- [Requirement]:
Find the string "this" in the material. Copy every line that has it.

- [Given information]:
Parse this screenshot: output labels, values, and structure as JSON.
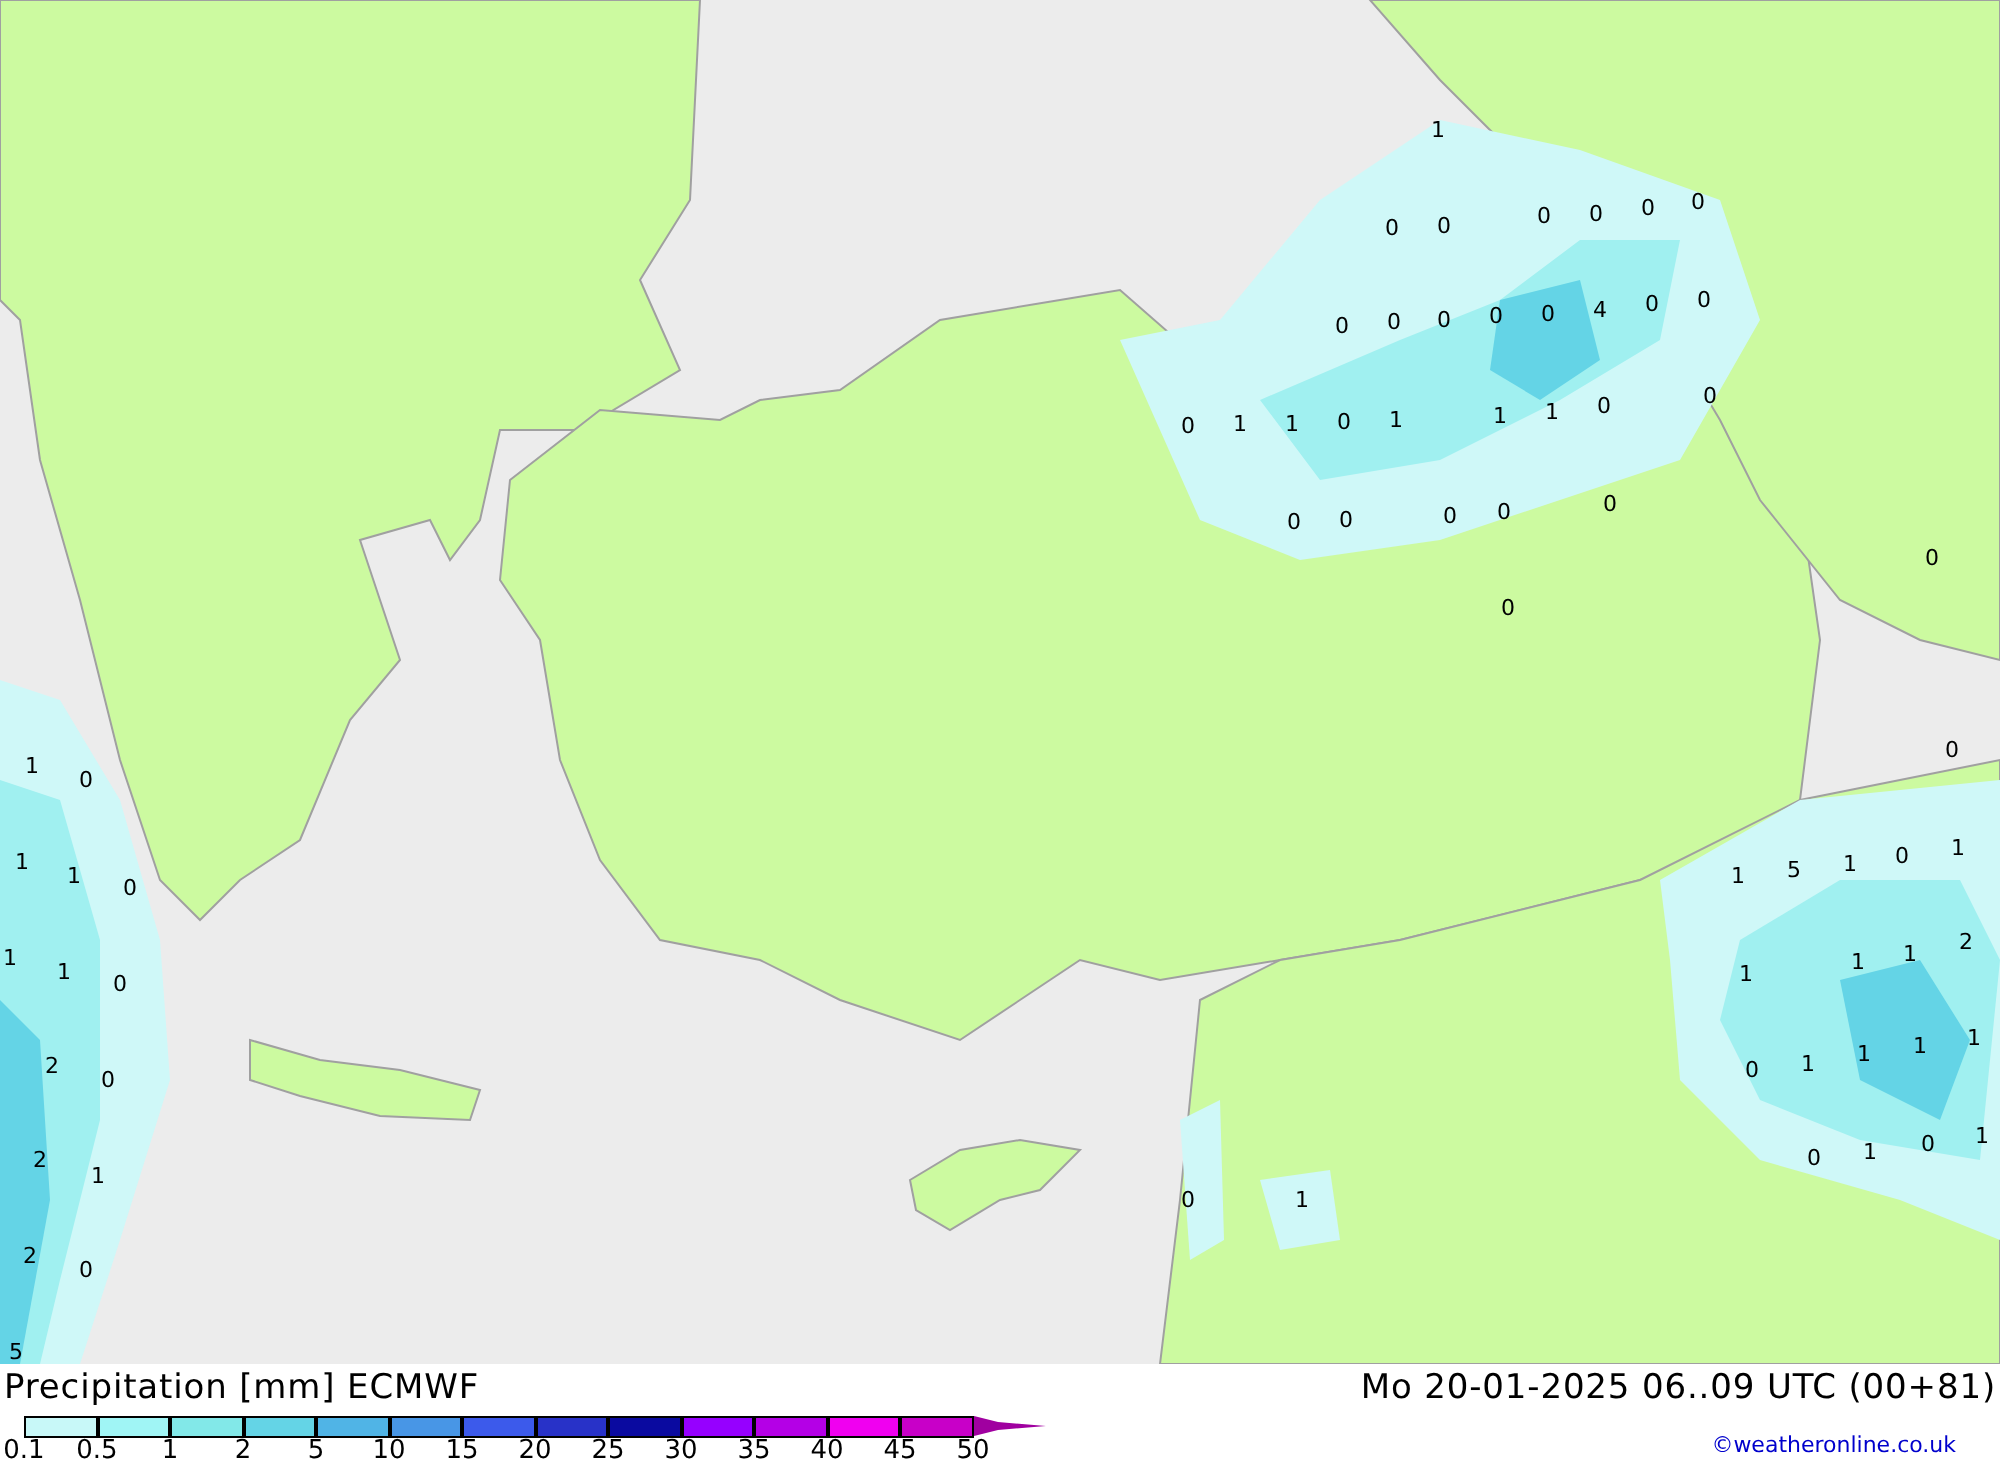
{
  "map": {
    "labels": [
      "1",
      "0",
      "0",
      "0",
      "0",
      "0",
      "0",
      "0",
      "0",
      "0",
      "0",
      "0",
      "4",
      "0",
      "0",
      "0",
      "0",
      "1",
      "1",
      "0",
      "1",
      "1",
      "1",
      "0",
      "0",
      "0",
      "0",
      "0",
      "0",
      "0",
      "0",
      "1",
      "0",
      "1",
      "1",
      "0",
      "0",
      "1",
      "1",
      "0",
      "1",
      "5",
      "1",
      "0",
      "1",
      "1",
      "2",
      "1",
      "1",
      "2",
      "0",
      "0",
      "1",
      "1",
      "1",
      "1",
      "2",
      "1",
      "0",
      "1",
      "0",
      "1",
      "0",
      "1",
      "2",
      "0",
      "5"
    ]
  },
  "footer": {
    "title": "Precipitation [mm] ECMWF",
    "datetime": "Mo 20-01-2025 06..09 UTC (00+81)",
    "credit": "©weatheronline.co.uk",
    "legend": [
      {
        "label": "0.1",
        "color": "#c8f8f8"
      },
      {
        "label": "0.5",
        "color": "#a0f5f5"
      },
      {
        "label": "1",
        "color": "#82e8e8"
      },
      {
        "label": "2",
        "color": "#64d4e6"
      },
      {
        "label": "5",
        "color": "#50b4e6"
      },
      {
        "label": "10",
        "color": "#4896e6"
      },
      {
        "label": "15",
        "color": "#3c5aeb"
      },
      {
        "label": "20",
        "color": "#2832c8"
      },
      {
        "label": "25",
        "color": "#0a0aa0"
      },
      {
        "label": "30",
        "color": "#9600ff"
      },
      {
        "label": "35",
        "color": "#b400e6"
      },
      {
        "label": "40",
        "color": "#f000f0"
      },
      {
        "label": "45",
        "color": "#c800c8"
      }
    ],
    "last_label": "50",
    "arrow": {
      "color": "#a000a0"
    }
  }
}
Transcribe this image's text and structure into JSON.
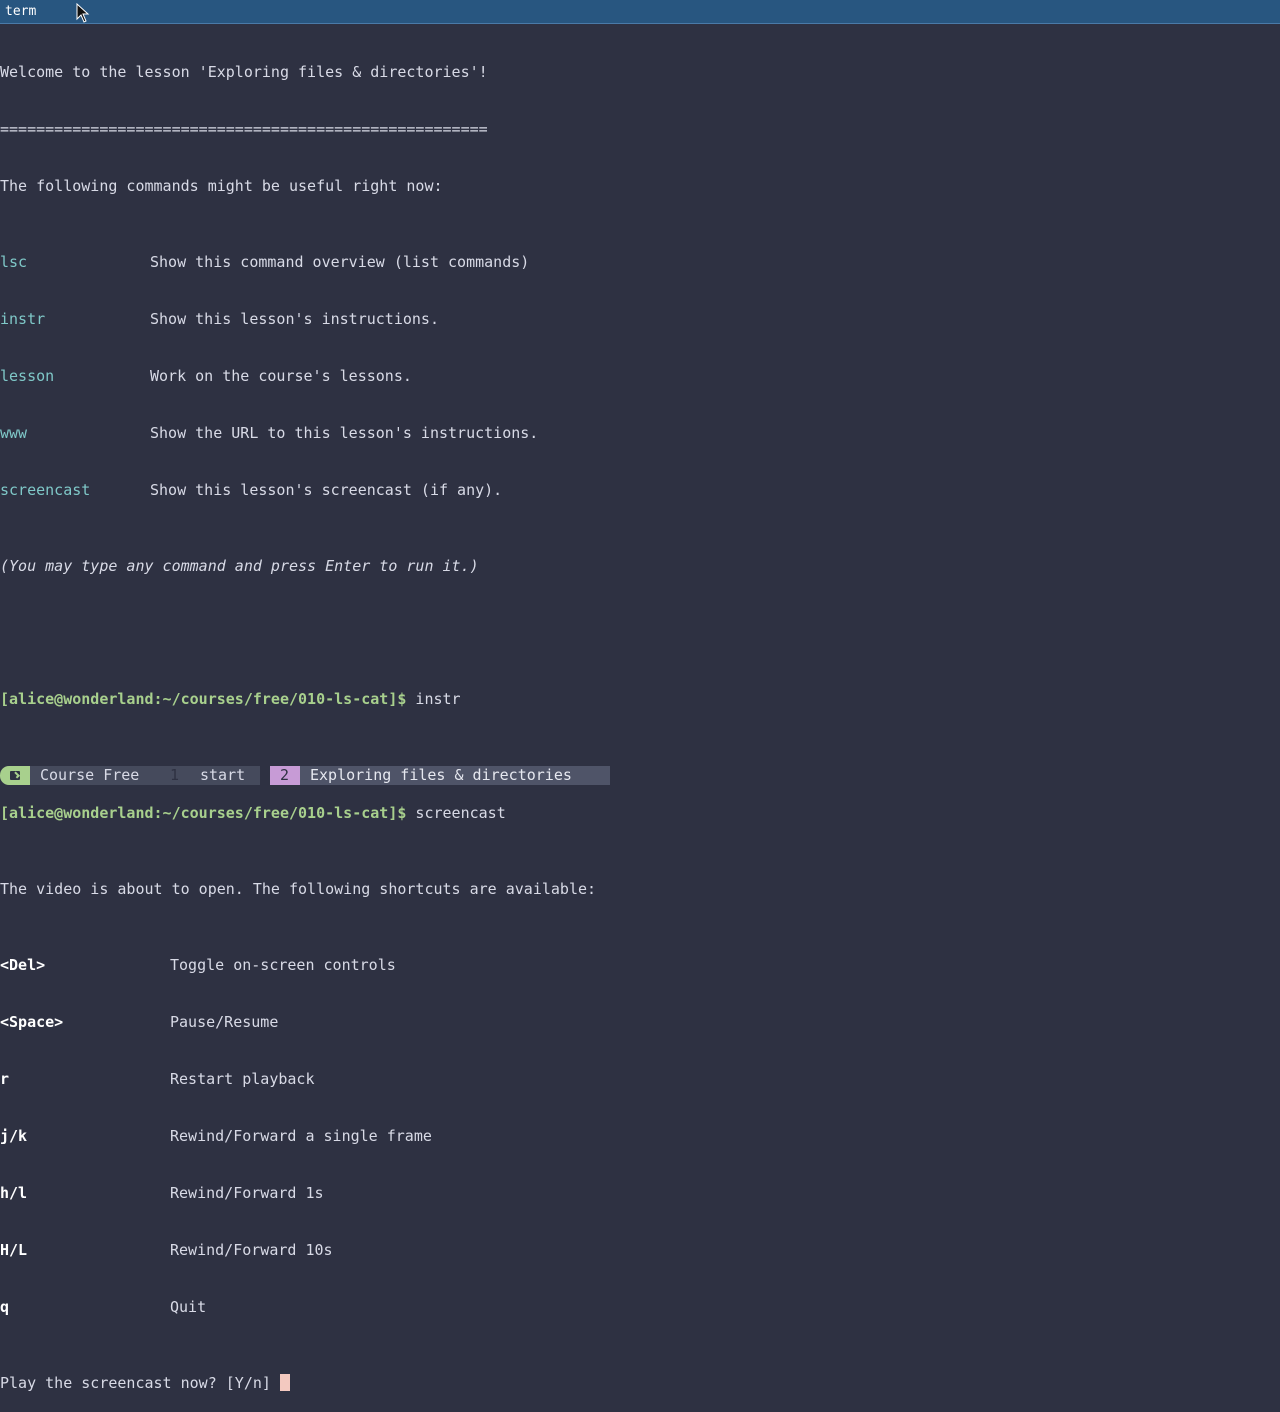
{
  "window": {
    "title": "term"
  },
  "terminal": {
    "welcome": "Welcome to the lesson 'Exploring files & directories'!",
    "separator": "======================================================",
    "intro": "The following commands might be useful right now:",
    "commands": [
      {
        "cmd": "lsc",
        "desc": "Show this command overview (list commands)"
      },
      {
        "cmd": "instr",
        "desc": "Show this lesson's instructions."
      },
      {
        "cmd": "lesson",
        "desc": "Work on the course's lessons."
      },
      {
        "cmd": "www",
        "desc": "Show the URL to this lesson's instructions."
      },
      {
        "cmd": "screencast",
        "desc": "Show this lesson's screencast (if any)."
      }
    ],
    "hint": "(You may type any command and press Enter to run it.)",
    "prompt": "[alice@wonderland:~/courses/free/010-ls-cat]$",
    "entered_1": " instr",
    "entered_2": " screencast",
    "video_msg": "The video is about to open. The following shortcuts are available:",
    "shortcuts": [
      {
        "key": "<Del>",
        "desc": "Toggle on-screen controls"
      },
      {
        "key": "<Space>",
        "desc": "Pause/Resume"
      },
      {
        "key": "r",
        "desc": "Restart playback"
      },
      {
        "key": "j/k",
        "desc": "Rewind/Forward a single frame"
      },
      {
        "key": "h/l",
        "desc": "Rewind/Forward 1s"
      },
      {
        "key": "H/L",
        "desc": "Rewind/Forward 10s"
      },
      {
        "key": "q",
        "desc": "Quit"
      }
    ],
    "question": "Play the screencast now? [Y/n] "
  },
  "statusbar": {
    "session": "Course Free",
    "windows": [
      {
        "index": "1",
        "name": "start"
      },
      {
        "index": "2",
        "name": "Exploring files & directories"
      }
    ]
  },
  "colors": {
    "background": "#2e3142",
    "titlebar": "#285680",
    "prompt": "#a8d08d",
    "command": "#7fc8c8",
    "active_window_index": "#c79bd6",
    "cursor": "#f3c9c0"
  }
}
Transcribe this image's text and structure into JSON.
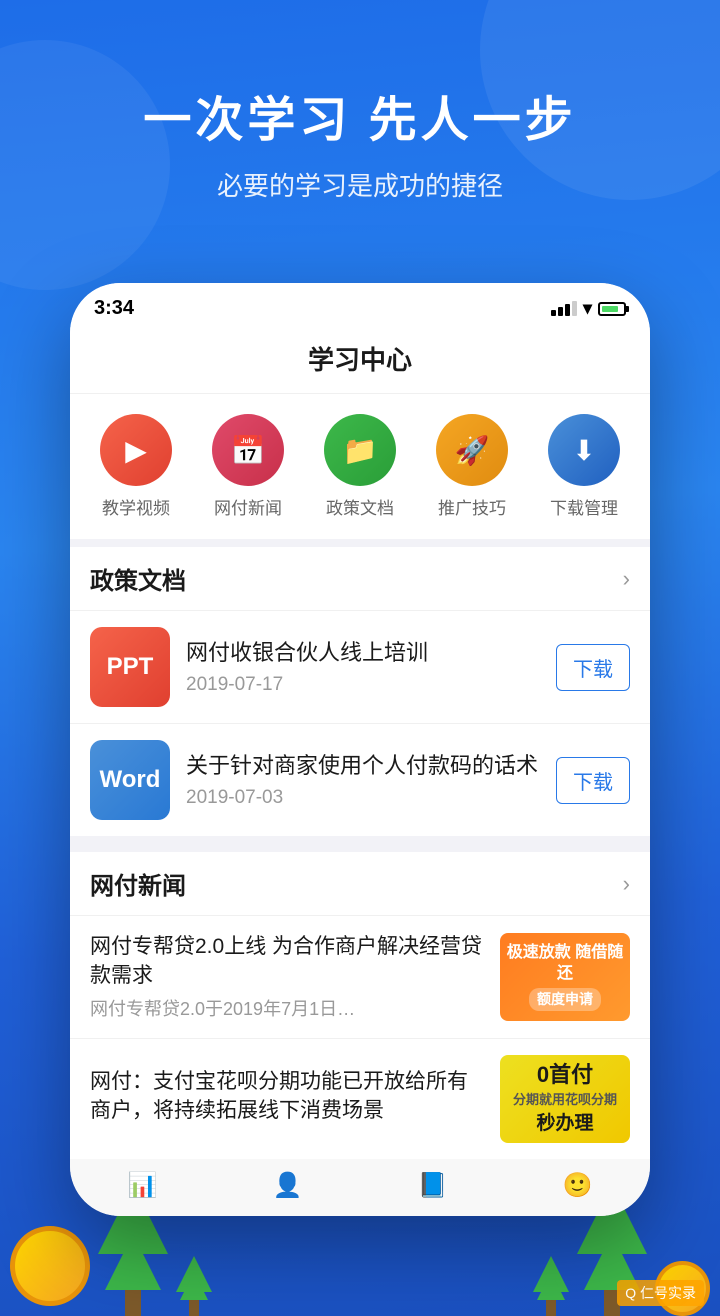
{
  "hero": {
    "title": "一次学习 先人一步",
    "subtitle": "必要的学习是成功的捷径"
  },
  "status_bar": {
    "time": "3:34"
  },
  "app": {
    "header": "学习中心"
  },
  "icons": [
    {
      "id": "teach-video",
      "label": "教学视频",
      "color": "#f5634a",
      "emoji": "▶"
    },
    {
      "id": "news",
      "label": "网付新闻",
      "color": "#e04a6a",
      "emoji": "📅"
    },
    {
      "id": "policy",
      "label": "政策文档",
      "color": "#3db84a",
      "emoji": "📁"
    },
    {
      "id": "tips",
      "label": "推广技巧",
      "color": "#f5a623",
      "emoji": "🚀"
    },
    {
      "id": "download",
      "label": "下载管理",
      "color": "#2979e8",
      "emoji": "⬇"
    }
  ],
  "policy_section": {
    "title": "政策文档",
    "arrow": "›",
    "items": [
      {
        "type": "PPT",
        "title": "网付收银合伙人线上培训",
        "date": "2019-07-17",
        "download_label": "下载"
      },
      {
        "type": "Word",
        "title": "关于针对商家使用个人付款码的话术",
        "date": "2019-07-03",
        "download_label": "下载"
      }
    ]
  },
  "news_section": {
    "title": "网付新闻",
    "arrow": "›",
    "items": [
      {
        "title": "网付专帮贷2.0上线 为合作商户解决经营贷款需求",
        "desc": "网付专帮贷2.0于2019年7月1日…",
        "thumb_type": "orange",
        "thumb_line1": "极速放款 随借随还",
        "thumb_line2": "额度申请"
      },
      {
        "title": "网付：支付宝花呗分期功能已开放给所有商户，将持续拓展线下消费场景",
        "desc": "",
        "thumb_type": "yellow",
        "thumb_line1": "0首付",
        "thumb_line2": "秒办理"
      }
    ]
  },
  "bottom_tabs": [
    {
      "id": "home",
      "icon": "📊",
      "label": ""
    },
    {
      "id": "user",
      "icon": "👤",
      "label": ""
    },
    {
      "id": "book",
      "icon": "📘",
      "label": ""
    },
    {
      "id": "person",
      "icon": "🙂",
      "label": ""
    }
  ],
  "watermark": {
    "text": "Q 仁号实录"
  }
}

- [Task answer]:
Parse this screenshot: output labels, values, and structure as JSON.
Transcribe this image's text and structure into JSON.
        "desc": "Show this command overview (list commands)"
        "desc": "Show this lesson's instructions."
        "desc": "Show the URL to this lesson's instructions."
        "desc": "Show this lesson's screencast (if any)."
Transcribe this image's text and structure into JSON.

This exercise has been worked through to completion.